One Direction star Louis Tomlinson is at the centre of fresh controversy over claims that he apparently used a shortened version of the n-word.
He is heard seeming to say "It's green only, n**" during a video which seems to show him and bandmate Zayn Malik sharing a joint.
The three-letter word was taken by some to be an abbreviation of the n-word.
The footage, published by the Mail Online website, was apparently filmed by Louis during their tour in Peru.
At one point smoke is seen being blown across the car.
A motorcycle police officer drives past and Louis says: "He's having a look. He's thinking 'I'm sure I can smell an illegal substance in there'. And he's hit the nail on the head."
Some fans expressed their disappointment at the alleged language used.
One wrote on Twitter: "Worst part about the video was hearing Louis say 'n**'."
The pair also faced criticism from John Whittingdale, chairman of the Commons culture, media and sport select committee.
The Tory MP told the Daily Mail: " They are adored by many people and they have a responsibility to set an example."
A spokesman for the band previously said: "This matter is in the hands of our lawyers."
He said on Thursday that there was no further statement.
The group, who have a huge following on social media, rose to fame as teenagers on ITV's The X Factor talent show and have become one of Britain's biggest bands, with a huge and loyal following of young girls across the world.
Other band members Harry Styles, Liam Payne, and Niall Horan are believed to have been travelling in different cars and were not seen in the video.
Earlier this month, the band were named fourth in the Sunday Times Rich List of young musicians with an estimated fortune of £14 million each and a combined wealth of £70 million.
PR consultant Mark Borkowski said the controversy is likely to have been a "shock" to the band's management.
He said: "It changes the focus.
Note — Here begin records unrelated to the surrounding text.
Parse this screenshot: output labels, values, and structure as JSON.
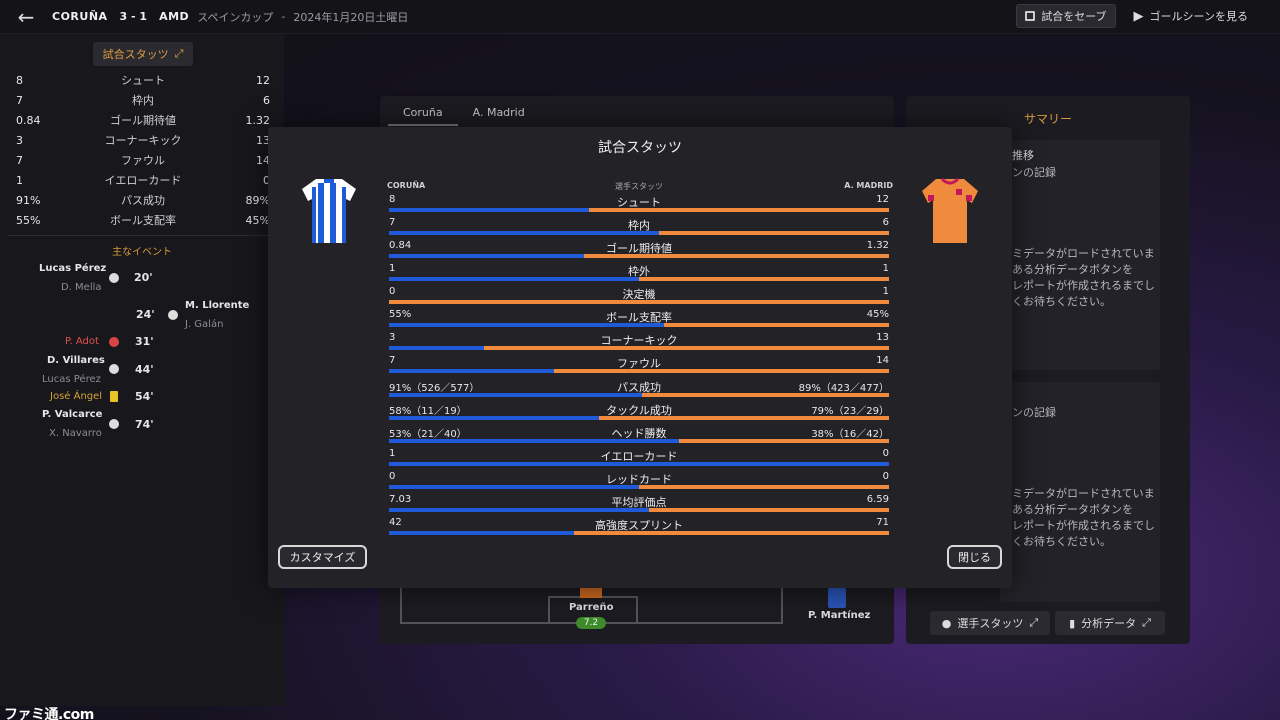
{
  "header": {
    "home_team": "CORUÑA",
    "score": "3 - 1",
    "away_team": "AMD",
    "competition": "スペインカップ",
    "separator": "-",
    "date": "2024年1月20日土曜日",
    "save_label": "試合をセーブ",
    "highlights_label": "ゴールシーンを見る"
  },
  "sidebar": {
    "stats_button": "試合スタッツ",
    "stats": [
      {
        "home": "8",
        "name": "シュート",
        "away": "12"
      },
      {
        "home": "7",
        "name": "枠内",
        "away": "6"
      },
      {
        "home": "0.84",
        "name": "ゴール期待値",
        "away": "1.32"
      },
      {
        "home": "3",
        "name": "コーナーキック",
        "away": "13"
      },
      {
        "home": "7",
        "name": "ファウル",
        "away": "14"
      },
      {
        "home": "1",
        "name": "イエローカード",
        "away": "0"
      },
      {
        "home": "91%",
        "name": "パス成功",
        "away": "89%"
      },
      {
        "home": "55%",
        "name": "ボール支配率",
        "away": "45%"
      }
    ],
    "events_title": "主なイベント",
    "events": [
      {
        "player": "Lucas Pérez",
        "assist": "D. Mella",
        "minute": "20'"
      },
      {
        "player": "M. Llorente",
        "assist": "J. Galán",
        "minute": "24'"
      },
      {
        "player": "P. Adot",
        "minute": "31'"
      },
      {
        "player": "D. Villares",
        "assist": "Lucas Pérez",
        "minute": "44'"
      },
      {
        "player": "José Ángel",
        "minute": "54'"
      },
      {
        "player": "P. Valcarce",
        "assist": "X. Navarro",
        "minute": "74'"
      }
    ]
  },
  "background": {
    "tabs": [
      "Coruña",
      "A. Madrid"
    ],
    "summary_title": "サマリー",
    "card1_title": "推移",
    "card1_sub": "ンの記録",
    "card1_body": [
      "ミデータがロードされていま",
      "ある分析データボタンを",
      "レポートが作成されるまでし",
      "くお待ちください。"
    ],
    "card2_sub": "ンの記録",
    "card2_body": [
      "ミデータがロードされていま",
      "ある分析データボタンを",
      "レポートが作成されるまでし",
      "くお待ちください。"
    ],
    "player_stats_btn": "選手スタッツ",
    "analysis_btn": "分析データ",
    "player_name": "Parreño",
    "player_rating": "7.2",
    "bench_player": "P. Martínez"
  },
  "modal": {
    "title": "試合スタッツ",
    "home_label": "CORUÑA",
    "middle_label": "選手スタッツ",
    "away_label": "A. MADRID",
    "customize_label": "カスタマイズ",
    "close_label": "閉じる",
    "home_color": "#1f5bd8",
    "away_color": "#f08a3c",
    "stats": [
      {
        "home": "8",
        "name": "シュート",
        "away": "12",
        "share": 0.4
      },
      {
        "home": "7",
        "name": "枠内",
        "away": "6",
        "share": 0.54
      },
      {
        "home": "0.84",
        "name": "ゴール期待値",
        "away": "1.32",
        "share": 0.39
      },
      {
        "home": "1",
        "name": "枠外",
        "away": "1",
        "share": 0.5
      },
      {
        "home": "0",
        "name": "決定機",
        "away": "1",
        "share": 0.0
      },
      {
        "home": "55%",
        "name": "ボール支配率",
        "away": "45%",
        "share": 0.55
      },
      {
        "home": "3",
        "name": "コーナーキック",
        "away": "13",
        "share": 0.19
      },
      {
        "home": "7",
        "name": "ファウル",
        "away": "14",
        "share": 0.33
      },
      {
        "home": "91%（526／577）",
        "name": "パス成功",
        "away": "89%（423／477）",
        "share": 0.505
      },
      {
        "home": "58%（11／19）",
        "name": "タックル成功",
        "away": "79%（23／29）",
        "share": 0.42
      },
      {
        "home": "53%（21／40）",
        "name": "ヘッド勝数",
        "away": "38%（16／42）",
        "share": 0.58
      },
      {
        "home": "1",
        "name": "イエローカード",
        "away": "0",
        "share": 1.0
      },
      {
        "home": "0",
        "name": "レッドカード",
        "away": "0",
        "share": 0.5
      },
      {
        "home": "7.03",
        "name": "平均評価点",
        "away": "6.59",
        "share": 0.52
      },
      {
        "home": "42",
        "name": "高強度スプリント",
        "away": "71",
        "share": 0.37
      }
    ]
  },
  "watermark": "ファミ通.com"
}
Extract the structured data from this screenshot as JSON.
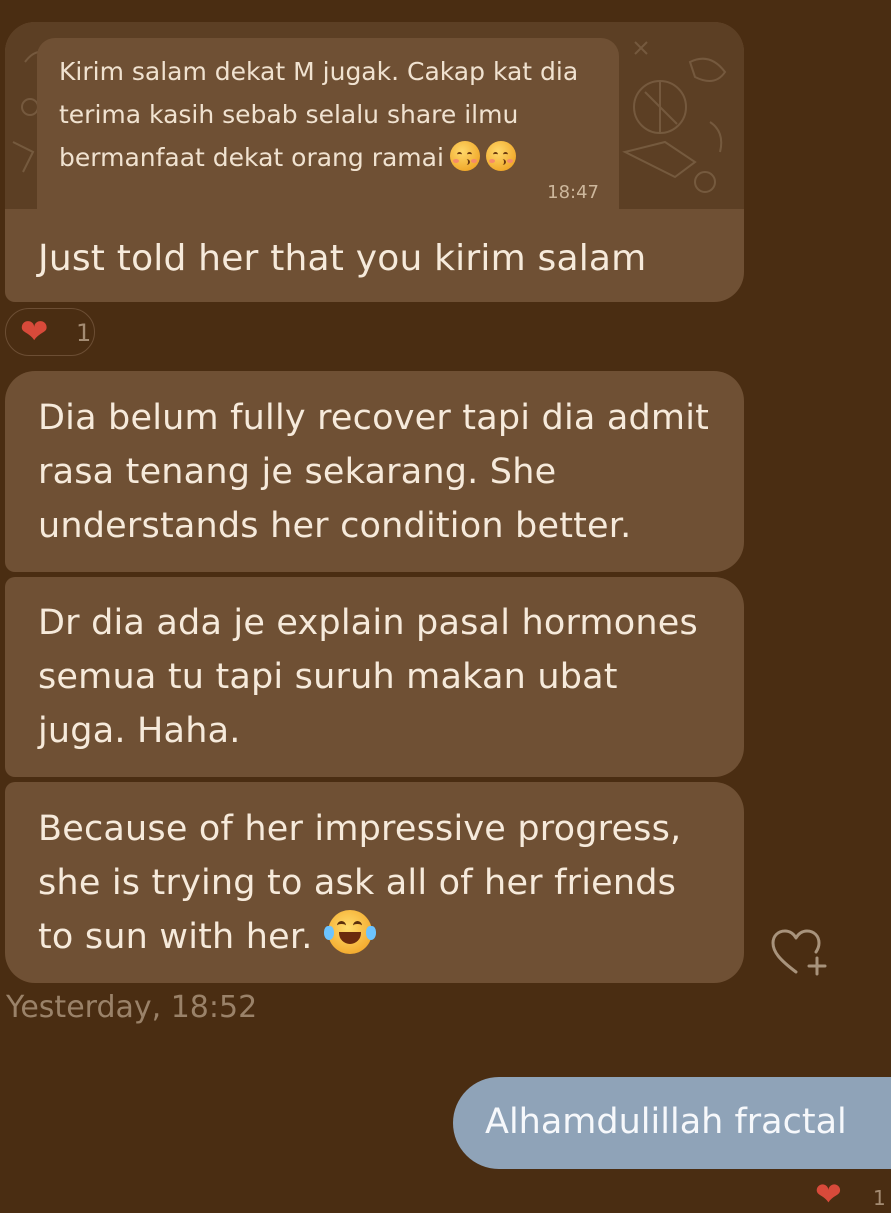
{
  "chat": {
    "messages": [
      {
        "quote": {
          "text": "Kirim salam dekat M jugak. Cakap kat dia terima kasih sebab selalu share ilmu bermanfaat dekat orang ramai",
          "emojis": [
            "kissing-face-icon",
            "kissing-face-icon"
          ],
          "time": "18:47"
        },
        "text": "Just told her that you kirim salam",
        "reaction": {
          "icon": "heart-icon",
          "count": "1"
        }
      },
      {
        "text": "Dia belum fully recover tapi dia admit rasa tenang je sekarang. She understands her condition better."
      },
      {
        "text": "Dr dia ada je explain pasal hormones semua tu tapi suruh makan ubat juga. Haha."
      },
      {
        "text": "Because of her impressive progress, she is trying to ask all of her friends to sun with her.",
        "emoji": "face-with-tears-of-joy-icon"
      }
    ],
    "timestamp": "Yesterday, 18:52",
    "outgoing": {
      "text": "Alhamdulillah fractal",
      "reaction": {
        "icon": "heart-icon",
        "count": "1"
      }
    }
  },
  "colors": {
    "background": "#4a2d12",
    "incoming_bubble": "#6f5034",
    "outgoing_bubble": "#8fa3b8",
    "reaction_heart": "#d84a3a"
  }
}
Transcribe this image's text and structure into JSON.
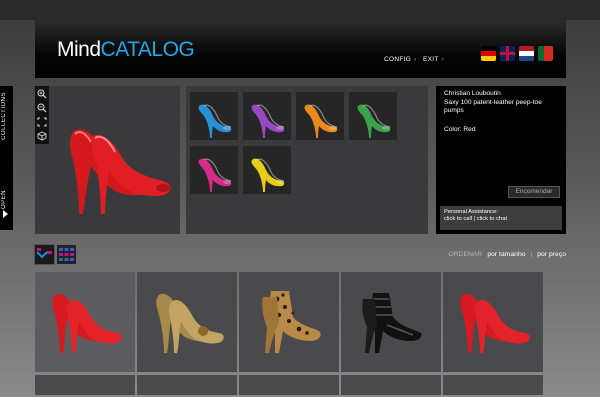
{
  "header": {
    "logo_part1": "Mind",
    "logo_part2": "CATALOG",
    "nav": [
      {
        "label": "CONFIG"
      },
      {
        "label": "EXIT"
      }
    ],
    "languages": [
      "de-flag-icon",
      "uk-flag-icon",
      "nl-flag-icon",
      "pt-flag-icon"
    ]
  },
  "sidebar": {
    "collections_label": "COLLECTIONS",
    "open_label": "OPEN"
  },
  "viewer": {
    "tools": [
      "zoom-in-icon",
      "zoom-out-icon",
      "fit-icon",
      "3d-box-icon"
    ]
  },
  "swatches": {
    "colors": [
      "#2a8fd6",
      "#9a47c2",
      "#e98a1a",
      "#3aa24a",
      "#d42a8a",
      "#e8cc18"
    ]
  },
  "product": {
    "name_line1": "Christian Louboutin",
    "name_line2": "Saxy 100 patent-leather peep-toe pumps",
    "color_label": "Color: Red",
    "order_button": "Encomendar",
    "assist_title": "Personal Assistance:",
    "assist_call": "click to call",
    "assist_sep": "|",
    "assist_chat": "click to chat"
  },
  "sort": {
    "label": "ORDENAR",
    "by_size": "por tamanho",
    "sep": "|",
    "by_price": "por preço"
  },
  "grid": {
    "items": [
      "red-pump",
      "gold-pump",
      "leopard-bootie",
      "black-sandal",
      "red-pump"
    ]
  },
  "colors": {
    "accent": "#27a6e5",
    "nav_arrow": "#6fc04a"
  }
}
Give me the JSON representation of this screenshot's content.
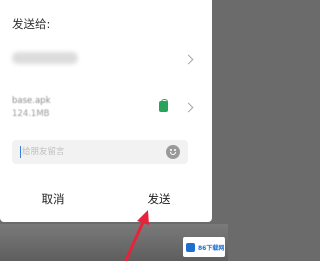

I guess they are no longer the squeaky-clean boys."
Discussing how the incident would affect One Direction's ability to attract sponsorship deals, he said: "It definitely will affect certain things. Brands do not want to be associated with the negative headlines that we are reading this morning."
Ahead of the opening of the UK leg of their Where We Are tour in Sunderland last night, fans who queued in heavy rain were keen to show their support for the band despite the cannabis allegation.
Outside the soaking Stadium of Light, where 52,000 screaming fans watched the show, Shelby Clark, 20, from Newcastle, said: "They could be doing worse, it's not that bad."
Her friend, Samantha Stirling, also 20 and from Newcastle, said: "At the end of the day, they are just young lads.
"I know it's prohibited but they are under so much stress.
"It doesn't put us off - we wouldn't be here if it did."